Copy out the full set of records. Keep every word the same.

(Source records)

★ ★ ★

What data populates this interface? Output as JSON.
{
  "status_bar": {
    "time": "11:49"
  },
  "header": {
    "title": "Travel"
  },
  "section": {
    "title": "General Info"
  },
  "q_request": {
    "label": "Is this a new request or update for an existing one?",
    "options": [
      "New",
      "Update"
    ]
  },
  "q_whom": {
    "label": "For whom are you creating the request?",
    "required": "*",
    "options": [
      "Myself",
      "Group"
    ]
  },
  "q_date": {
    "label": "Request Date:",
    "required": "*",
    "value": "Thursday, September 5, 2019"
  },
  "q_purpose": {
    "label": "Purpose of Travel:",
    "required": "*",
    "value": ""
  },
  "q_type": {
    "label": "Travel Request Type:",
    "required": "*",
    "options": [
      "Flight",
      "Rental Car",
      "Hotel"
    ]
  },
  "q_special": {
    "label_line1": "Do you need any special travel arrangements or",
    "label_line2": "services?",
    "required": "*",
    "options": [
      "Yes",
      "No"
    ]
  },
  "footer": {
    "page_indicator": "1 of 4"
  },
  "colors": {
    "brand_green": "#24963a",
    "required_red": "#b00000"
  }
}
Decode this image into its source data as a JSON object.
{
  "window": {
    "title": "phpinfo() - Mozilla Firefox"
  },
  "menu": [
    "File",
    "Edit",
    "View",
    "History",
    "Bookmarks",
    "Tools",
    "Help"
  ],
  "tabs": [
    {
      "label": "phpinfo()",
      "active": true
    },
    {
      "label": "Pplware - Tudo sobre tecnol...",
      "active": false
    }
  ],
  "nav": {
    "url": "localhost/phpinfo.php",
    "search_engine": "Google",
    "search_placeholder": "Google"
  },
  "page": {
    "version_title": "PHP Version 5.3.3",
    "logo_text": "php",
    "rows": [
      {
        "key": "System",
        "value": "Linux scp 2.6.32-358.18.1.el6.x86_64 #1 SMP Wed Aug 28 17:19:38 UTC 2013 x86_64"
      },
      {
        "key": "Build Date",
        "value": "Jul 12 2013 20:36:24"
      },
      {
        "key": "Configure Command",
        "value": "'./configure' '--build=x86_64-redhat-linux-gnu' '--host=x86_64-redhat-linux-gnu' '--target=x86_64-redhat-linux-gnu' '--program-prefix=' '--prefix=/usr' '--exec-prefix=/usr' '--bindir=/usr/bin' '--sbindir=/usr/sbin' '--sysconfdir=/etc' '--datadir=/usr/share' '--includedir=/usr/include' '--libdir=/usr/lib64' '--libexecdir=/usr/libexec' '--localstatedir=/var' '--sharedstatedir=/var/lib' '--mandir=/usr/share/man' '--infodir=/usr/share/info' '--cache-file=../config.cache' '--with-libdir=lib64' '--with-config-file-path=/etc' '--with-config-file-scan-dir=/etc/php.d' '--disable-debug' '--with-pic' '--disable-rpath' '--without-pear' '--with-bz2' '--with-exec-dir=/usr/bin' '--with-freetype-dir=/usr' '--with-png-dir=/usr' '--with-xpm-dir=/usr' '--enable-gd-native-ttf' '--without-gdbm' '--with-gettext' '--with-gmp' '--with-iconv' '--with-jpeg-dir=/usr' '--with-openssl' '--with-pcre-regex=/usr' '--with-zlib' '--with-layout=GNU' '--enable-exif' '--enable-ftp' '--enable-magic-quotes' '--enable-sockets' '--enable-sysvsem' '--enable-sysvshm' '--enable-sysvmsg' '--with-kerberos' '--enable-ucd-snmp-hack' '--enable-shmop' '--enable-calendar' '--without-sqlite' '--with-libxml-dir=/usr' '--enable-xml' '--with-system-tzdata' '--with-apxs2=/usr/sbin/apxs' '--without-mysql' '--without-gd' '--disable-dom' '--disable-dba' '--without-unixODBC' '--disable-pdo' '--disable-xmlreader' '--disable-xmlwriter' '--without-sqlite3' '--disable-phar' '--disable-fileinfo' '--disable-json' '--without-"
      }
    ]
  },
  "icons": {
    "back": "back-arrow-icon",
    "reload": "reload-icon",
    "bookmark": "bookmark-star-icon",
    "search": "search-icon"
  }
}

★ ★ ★

Response below:
What data populates this interface? Output as JSON.
{
  "status_bar": {
    "time": "11:49"
  },
  "header": {
    "title": "Travel"
  },
  "section": {
    "title": "General Info"
  },
  "q_request": {
    "label": "Is this a new request or update for an existing one?",
    "options": [
      "New",
      "Update"
    ]
  },
  "q_whom": {
    "label": "For whom are you creating the request?",
    "required": "*",
    "options": [
      "Myself",
      "Group"
    ]
  },
  "q_date": {
    "label": "Request Date:",
    "required": "*",
    "value": "Thursday, September 5, 2019"
  },
  "q_purpose": {
    "label": "Purpose of Travel:",
    "required": "*",
    "value": ""
  },
  "q_type": {
    "label": "Travel Request Type:",
    "required": "*",
    "options": [
      "Flight",
      "Rental Car",
      "Hotel"
    ]
  },
  "q_special": {
    "label_line1": "Do you need any special travel arrangements or",
    "label_line2": "services?",
    "required": "*",
    "options": [
      "Yes",
      "No"
    ]
  },
  "footer": {
    "page_indicator": "1 of 4"
  },
  "colors": {
    "brand_green": "#24963a",
    "required_red": "#b00000"
  }
}
Decode this image into its source data as a JSON object.
{
  "window": {
    "title": "phpinfo() - Mozilla Firefox"
  },
  "menu": [
    "File",
    "Edit",
    "View",
    "History",
    "Bookmarks",
    "Tools",
    "Help"
  ],
  "tabs": [
    {
      "label": "phpinfo()",
      "active": true
    },
    {
      "label": "Pplware - Tudo sobre tecnol...",
      "active": false
    }
  ],
  "nav": {
    "url": "localhost/phpinfo.php",
    "search_engine": "Google",
    "search_placeholder": "Google"
  },
  "page": {
    "version_title": "PHP Version 5.3.3",
    "logo_text": "php",
    "rows": [
      {
        "key": "System",
        "value": "Linux scp 2.6.32-358.18.1.el6.x86_64 #1 SMP Wed Aug 28 17:19:38 UTC 2013 x86_64"
      },
      {
        "key": "Build Date",
        "value": "Jul 12 2013 20:36:24"
      },
      {
        "key": "Configure Command",
        "value": "'./configure' '--build=x86_64-redhat-linux-gnu' '--host=x86_64-redhat-linux-gnu' '--target=x86_64-redhat-linux-gnu' '--program-prefix=' '--prefix=/usr' '--exec-prefix=/usr' '--bindir=/usr/bin' '--sbindir=/usr/sbin' '--sysconfdir=/etc' '--datadir=/usr/share' '--includedir=/usr/include' '--libdir=/usr/lib64' '--libexecdir=/usr/libexec' '--localstatedir=/var' '--sharedstatedir=/var/lib' '--mandir=/usr/share/man' '--infodir=/usr/share/info' '--cache-file=../config.cache' '--with-libdir=lib64' '--with-config-file-path=/etc' '--with-config-file-scan-dir=/etc/php.d' '--disable-debug' '--with-pic' '--disable-rpath' '--without-pear' '--with-bz2' '--with-exec-dir=/usr/bin' '--with-freetype-dir=/usr' '--with-png-dir=/usr' '--with-xpm-dir=/usr' '--enable-gd-native-ttf' '--without-gdbm' '--with-gettext' '--with-gmp' '--with-iconv' '--with-jpeg-dir=/usr' '--with-openssl' '--with-pcre-regex=/usr' '--with-zlib' '--with-layout=GNU' '--enable-exif' '--enable-ftp' '--enable-magic-quotes' '--enable-sockets' '--enable-sysvsem' '--enable-sysvshm' '--enable-sysvmsg' '--with-kerberos' '--enable-ucd-snmp-hack' '--enable-shmop' '--enable-calendar' '--without-sqlite' '--with-libxml-dir=/usr' '--enable-xml' '--with-system-tzdata' '--with-apxs2=/usr/sbin/apxs' '--without-mysql' '--without-gd' '--disable-dom' '--disable-dba' '--without-unixODBC' '--disable-pdo' '--disable-xmlreader' '--disable-xmlwriter' '--without-sqlite3' '--disable-phar' '--disable-fileinfo' '--disable-json' '--without-"
      }
    ]
  },
  "icons": {
    "back": "back-arrow-icon",
    "reload": "reload-icon",
    "bookmark": "bookmark-star-icon",
    "search": "search-icon"
  }
}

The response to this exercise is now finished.